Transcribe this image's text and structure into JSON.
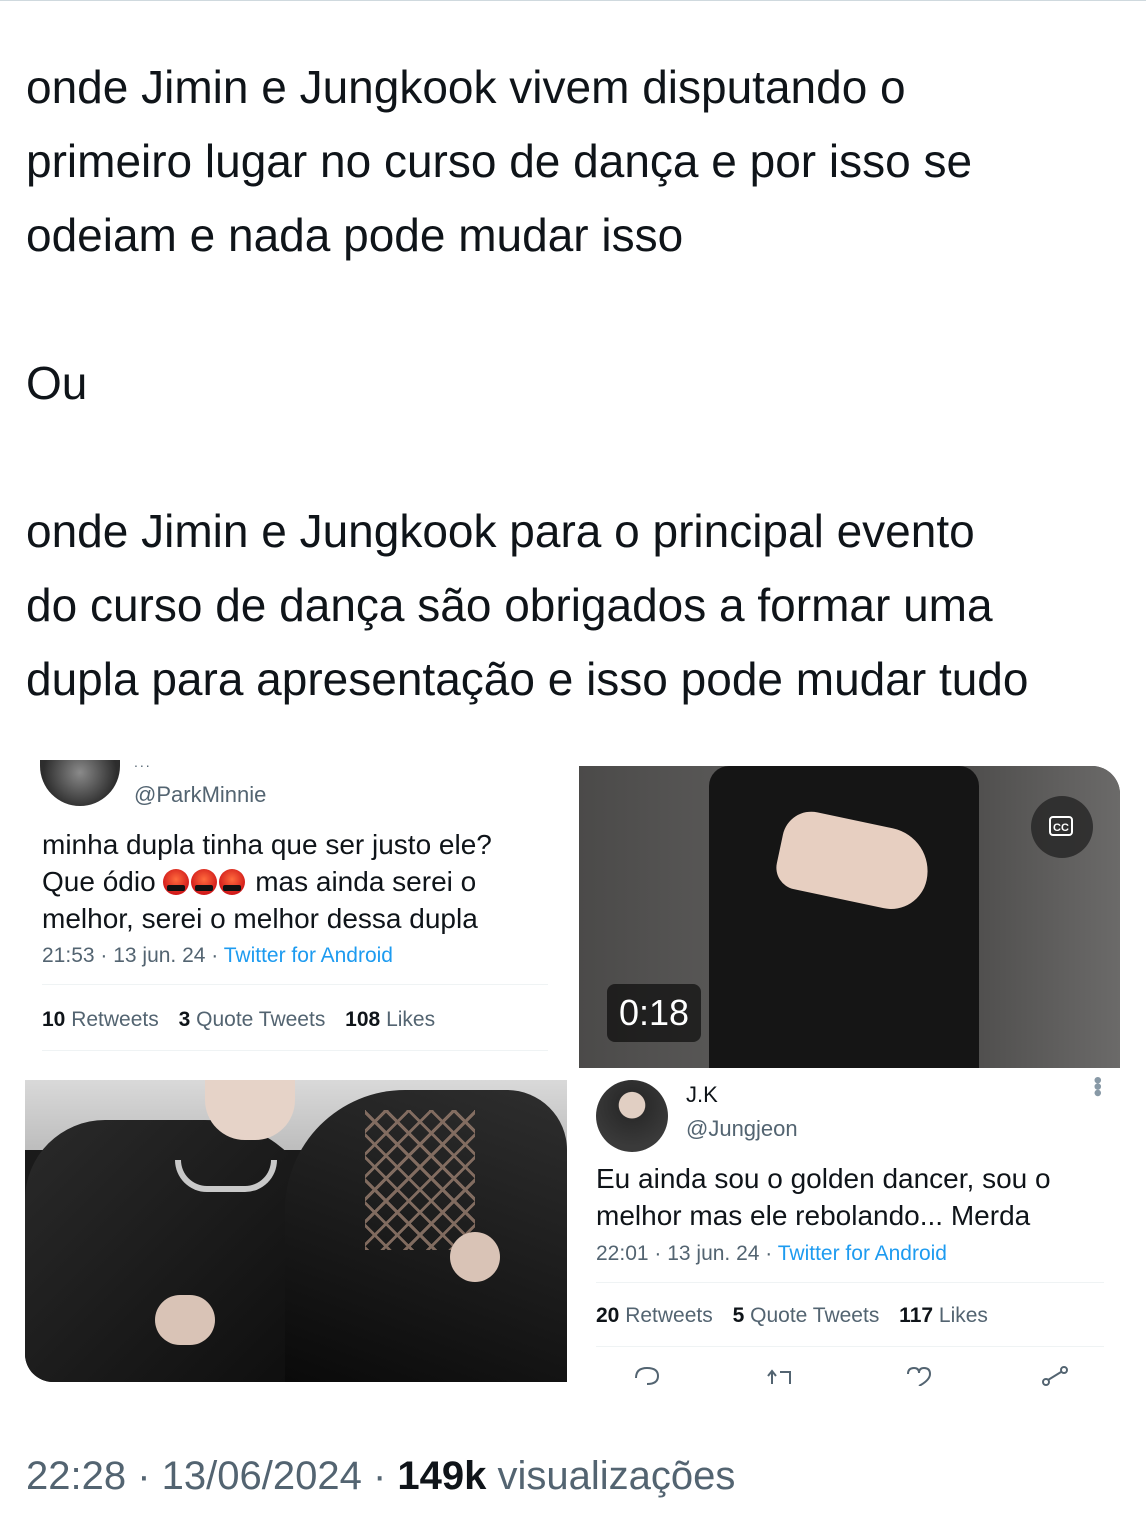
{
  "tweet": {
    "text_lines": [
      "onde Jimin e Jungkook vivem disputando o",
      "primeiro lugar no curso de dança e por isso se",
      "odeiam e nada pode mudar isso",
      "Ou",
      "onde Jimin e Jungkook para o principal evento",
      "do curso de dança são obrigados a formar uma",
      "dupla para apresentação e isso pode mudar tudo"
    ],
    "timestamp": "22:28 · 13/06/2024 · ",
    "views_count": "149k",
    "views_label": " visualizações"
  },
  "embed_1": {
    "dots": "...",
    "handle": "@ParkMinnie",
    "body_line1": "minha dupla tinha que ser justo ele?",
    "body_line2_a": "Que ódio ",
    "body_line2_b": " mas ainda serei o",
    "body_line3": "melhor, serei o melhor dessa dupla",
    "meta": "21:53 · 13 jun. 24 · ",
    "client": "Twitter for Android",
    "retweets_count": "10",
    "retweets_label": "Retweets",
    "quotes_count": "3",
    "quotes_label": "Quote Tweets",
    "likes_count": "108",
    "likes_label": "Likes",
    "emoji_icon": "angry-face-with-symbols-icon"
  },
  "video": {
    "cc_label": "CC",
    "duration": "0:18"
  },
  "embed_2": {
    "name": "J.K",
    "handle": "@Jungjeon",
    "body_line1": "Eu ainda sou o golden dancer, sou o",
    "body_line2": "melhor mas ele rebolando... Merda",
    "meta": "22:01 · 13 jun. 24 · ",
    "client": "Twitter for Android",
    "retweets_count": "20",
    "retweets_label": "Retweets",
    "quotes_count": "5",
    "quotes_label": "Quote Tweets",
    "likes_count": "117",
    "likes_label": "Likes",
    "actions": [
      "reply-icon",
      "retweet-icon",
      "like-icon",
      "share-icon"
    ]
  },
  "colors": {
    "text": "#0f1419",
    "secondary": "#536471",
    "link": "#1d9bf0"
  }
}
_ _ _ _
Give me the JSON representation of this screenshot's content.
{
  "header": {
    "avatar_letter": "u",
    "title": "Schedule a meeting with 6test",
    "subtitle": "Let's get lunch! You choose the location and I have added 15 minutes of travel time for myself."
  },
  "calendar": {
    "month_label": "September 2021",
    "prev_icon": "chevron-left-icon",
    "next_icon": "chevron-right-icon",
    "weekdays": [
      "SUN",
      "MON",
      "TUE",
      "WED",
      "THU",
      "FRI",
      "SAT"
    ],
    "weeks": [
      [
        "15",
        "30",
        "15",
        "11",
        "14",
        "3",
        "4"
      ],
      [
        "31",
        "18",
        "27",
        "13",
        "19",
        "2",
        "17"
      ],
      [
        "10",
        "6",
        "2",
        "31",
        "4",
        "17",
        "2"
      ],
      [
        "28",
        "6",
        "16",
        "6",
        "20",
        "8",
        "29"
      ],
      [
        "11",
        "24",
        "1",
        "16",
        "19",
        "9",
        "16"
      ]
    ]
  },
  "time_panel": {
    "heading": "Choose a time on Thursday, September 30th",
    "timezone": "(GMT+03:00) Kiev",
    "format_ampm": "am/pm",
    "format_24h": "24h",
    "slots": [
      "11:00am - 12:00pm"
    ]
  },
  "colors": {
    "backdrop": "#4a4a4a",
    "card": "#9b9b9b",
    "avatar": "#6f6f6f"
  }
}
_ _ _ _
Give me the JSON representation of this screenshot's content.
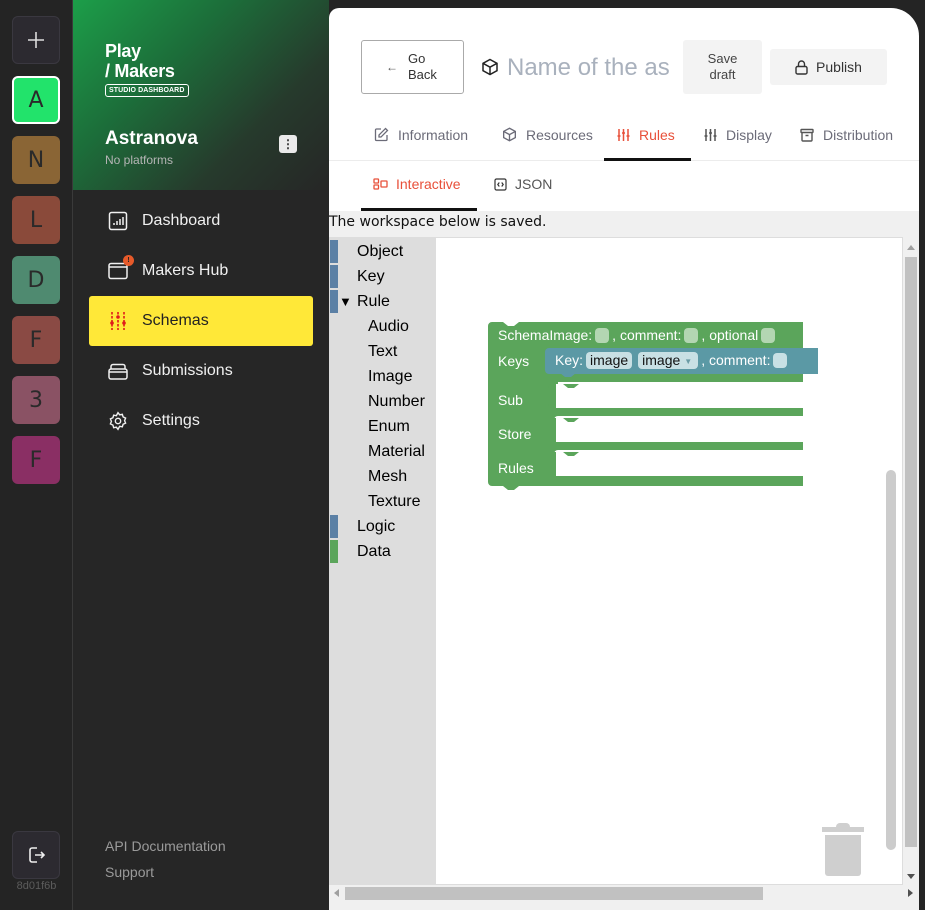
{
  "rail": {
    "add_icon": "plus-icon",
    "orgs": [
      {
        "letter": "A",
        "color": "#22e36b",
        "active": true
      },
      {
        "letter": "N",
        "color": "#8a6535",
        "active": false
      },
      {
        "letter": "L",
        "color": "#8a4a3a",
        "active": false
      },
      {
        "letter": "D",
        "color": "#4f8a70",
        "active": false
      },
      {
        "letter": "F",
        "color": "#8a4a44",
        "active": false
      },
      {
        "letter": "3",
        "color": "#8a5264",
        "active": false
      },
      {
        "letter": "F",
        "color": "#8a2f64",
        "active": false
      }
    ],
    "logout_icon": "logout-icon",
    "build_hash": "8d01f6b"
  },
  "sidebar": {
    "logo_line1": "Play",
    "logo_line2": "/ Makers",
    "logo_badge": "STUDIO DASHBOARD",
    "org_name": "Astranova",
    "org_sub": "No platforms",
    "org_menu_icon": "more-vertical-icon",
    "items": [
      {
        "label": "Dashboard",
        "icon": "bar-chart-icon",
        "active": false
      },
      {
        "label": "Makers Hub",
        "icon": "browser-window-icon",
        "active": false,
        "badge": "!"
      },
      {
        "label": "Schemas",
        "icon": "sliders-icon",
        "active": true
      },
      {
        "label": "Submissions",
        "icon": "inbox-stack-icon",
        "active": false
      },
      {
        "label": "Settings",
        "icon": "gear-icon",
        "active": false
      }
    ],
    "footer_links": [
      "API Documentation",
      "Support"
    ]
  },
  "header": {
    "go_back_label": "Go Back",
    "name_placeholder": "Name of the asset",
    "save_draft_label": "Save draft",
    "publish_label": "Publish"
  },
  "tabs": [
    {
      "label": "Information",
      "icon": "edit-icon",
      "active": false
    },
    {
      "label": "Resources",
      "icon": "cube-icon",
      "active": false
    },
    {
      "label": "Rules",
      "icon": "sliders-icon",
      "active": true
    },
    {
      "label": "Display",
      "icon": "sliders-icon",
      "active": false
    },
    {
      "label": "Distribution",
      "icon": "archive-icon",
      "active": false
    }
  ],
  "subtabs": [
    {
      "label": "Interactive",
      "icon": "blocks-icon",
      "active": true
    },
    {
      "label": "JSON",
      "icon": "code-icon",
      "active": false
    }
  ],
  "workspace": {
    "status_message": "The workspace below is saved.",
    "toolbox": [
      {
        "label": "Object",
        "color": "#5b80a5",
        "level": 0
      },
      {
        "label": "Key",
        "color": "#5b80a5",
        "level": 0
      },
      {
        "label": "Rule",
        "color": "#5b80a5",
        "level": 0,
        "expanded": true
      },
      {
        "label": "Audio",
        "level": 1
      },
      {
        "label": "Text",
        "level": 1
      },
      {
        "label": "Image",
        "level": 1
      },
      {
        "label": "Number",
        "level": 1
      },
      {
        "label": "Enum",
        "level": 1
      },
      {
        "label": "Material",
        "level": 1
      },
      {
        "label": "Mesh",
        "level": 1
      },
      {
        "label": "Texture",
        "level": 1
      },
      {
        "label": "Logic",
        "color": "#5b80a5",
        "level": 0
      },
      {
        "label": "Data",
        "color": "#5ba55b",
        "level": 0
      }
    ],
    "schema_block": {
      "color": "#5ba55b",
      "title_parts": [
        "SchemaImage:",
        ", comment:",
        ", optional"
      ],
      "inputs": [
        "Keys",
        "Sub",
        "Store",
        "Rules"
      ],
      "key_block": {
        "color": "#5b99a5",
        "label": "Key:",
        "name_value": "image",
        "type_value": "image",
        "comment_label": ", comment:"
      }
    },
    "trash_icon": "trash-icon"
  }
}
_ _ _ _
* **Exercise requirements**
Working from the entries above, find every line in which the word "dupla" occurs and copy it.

* **Written reply**
      "dupla para apresentação e isso pode mudar tudo"
    "body_line1": "minha dupla tinha que ser justo ele?",
    "body_line3": "melhor, serei o melhor dessa dupla",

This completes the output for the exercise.